Nothing is to be left out: repeat every entry exactly as given.

# Excerpts from an interface dataset:
--------

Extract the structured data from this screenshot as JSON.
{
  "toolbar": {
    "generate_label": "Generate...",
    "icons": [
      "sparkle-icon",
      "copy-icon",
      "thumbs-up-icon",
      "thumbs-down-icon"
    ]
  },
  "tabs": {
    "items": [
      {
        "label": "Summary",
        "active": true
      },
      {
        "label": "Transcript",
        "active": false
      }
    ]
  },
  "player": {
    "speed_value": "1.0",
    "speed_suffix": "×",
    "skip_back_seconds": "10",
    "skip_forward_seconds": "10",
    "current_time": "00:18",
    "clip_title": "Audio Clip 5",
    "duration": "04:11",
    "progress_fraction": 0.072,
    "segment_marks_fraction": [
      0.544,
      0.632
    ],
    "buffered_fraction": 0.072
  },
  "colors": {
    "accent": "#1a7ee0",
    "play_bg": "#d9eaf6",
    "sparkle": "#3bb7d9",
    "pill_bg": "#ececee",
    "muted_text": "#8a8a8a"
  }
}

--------

# Response box:
Extract the structured data from this screenshot as JSON.
{
  "toolbar": {
    "generate_label": "Generate...",
    "icons": [
      "sparkle-icon",
      "copy-icon",
      "thumbs-up-icon",
      "thumbs-down-icon"
    ]
  },
  "tabs": {
    "items": [
      {
        "label": "Summary",
        "active": true
      },
      {
        "label": "Transcript",
        "active": false
      }
    ]
  },
  "player": {
    "speed_value": "1.0",
    "speed_suffix": "×",
    "skip_back_seconds": "10",
    "skip_forward_seconds": "10",
    "current_time": "00:18",
    "clip_title": "Audio Clip 5",
    "duration": "04:11",
    "progress_fraction": 0.072,
    "segment_marks_fraction": [
      0.544,
      0.632
    ],
    "buffered_fraction": 0.072
  },
  "colors": {
    "accent": "#1a7ee0",
    "play_bg": "#d9eaf6",
    "sparkle": "#3bb7d9",
    "pill_bg": "#ececee",
    "muted_text": "#8a8a8a"
  }
}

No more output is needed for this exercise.